Friday, October 7, 2011

Foodie Fridays: Pan Bagnet

As someone who grew up Catholic in a land-locked state, fish was an inevitable part of Fridays during Lent. While there were some excellent meals, the unremitting cycle of shrimp, catfish, and tuna soon got the better of me, and by the time Easter came around, we were excited if only because Friday meals would be less predictable. I particularly resented the tuna sandwiches, which were heavy on the mayo and seemed to lack any taste beyond the fish's saltiness. While I will still make the occasional tuna sandwich, it is usually the result of desperation rather than any real culinary craving.

With these mayo-heavy tuna bombs in mind, I approached Melissa Clark's pan bagnat recipe with some trepidation. The mayo-less combination of tuna, tomatoes, vinaigrette, and basil sounded yummy, but I was still uncertain. However, with some beautiful heirloom tomatoes from the farmer's market (the last of the season) taunting me, I knew that it was now or never: I had to try this recipe before it was too late and the summer's tomatoes were replaced with hothouse versions that are essentially red tennis balls.

A quick trip to the grocery store allowed me to gather the needed ingredients, and after 30 minutes of chopping, whisking, and flattening, the sandwich was done. And it was amazing! Far from the tuna sandwiches of my youth, this sandwich featured a combination of flavors and textures. Better still, the sandwich kept wonderfully in the fridge and was just as tasty the next day.

Pan Bagnat (Slightly adapted from In the Kitchen with a Good Appetite by Melissa Clark)

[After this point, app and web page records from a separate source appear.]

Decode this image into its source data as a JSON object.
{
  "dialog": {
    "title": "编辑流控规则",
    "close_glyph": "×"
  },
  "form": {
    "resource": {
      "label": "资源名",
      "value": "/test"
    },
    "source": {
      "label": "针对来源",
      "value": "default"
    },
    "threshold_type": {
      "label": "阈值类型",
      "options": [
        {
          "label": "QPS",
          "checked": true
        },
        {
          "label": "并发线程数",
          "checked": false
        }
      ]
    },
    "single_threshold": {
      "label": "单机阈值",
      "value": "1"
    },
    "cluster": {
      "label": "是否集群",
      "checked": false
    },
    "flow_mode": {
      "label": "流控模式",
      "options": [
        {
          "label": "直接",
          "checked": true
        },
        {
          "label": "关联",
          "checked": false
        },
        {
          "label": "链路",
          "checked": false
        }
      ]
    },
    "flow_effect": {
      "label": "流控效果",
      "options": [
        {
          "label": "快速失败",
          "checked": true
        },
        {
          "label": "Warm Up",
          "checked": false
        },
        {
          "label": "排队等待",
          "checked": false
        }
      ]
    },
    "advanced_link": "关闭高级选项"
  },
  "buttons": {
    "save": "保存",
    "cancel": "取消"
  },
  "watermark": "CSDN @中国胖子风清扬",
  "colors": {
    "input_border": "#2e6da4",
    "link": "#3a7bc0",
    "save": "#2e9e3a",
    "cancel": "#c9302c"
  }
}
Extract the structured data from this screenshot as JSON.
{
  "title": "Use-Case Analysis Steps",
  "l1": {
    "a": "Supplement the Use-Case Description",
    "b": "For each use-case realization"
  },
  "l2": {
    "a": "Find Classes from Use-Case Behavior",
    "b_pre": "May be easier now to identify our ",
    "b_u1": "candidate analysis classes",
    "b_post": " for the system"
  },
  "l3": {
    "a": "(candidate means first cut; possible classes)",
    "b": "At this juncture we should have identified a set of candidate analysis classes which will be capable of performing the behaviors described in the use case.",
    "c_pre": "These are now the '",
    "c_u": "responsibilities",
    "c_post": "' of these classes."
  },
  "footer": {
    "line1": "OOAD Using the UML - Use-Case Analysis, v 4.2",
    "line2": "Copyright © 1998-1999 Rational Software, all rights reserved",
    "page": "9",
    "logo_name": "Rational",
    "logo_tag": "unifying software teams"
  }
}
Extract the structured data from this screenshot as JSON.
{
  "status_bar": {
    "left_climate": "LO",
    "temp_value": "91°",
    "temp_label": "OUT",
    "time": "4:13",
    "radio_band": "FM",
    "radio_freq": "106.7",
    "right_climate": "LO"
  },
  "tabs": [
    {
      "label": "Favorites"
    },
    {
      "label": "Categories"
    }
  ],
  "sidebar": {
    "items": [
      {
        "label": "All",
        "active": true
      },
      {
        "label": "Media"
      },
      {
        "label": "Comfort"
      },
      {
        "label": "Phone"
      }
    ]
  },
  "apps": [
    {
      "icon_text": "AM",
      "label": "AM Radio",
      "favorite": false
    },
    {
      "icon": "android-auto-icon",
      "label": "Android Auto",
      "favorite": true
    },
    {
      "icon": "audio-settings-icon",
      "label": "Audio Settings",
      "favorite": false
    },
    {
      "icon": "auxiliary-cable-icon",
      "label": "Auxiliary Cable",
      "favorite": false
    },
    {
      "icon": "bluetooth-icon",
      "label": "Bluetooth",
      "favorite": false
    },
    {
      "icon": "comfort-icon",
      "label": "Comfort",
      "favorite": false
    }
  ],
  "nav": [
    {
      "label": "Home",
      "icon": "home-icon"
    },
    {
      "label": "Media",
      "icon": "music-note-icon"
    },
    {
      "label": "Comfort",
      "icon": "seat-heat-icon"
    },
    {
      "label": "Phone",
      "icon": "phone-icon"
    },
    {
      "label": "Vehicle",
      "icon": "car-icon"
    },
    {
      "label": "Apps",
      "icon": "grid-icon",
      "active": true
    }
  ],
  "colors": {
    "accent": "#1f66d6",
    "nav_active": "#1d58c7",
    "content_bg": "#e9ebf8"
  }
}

Time: 15 minutes plus 20 minutes weighting
  • 1 very small garlic clove, minced
  • 1 teaspoon red wine vinegar
  • 1/2 teaspoon Dijon mustard
  • Pinch of salt and freshly ground pepper
  • 2 tablespoons extra-virgin olive oil (I used the oil drained from the tuna)
  • 1 8-inch round very crusty country loaf, or small ciabatta, halved
  • 1 medium-sized, ripe tomato, sliced
  • 1/2 small red onion, sliced
  • 1 can olive oil-packed tuna, drained (see the note above regarding the oil)
  • 6-8 large basil leaves
  1. In a small bowl, whisk together the garlic, vinegar, mustard, salt, and pepper. Slowly drizzle in the oil, whisking constantly.
  2. If using a country loaf, pull out some of the soft interior crumb to form a cavity. (If using a ciabatta, you won’t need to eliminate anything.)
  3. Spread half the tomato slices out on the bottom of the bread loaf. Top with some vinaigrette, then with the onion slices, tuna, basil leaves, and more tomato. Top this with remaining vinaigrette. Cover with the second bread half and firmly press the sandwich together.
  4. Wrap the sandwich tightly in foil, waxed paper or plastic wrap, then place in a plastic bag. Put the sandwich under a weight such as a cast iron frying pan topped with a filled kettle. 
  5. Weight the sandwich for 7 to 10 minutes, then flip and weight it for another 7 to 10 minutes. 
  6. Unwrap, slice, and serve immediately, or keep it wrapped for up to 8 hours before serving.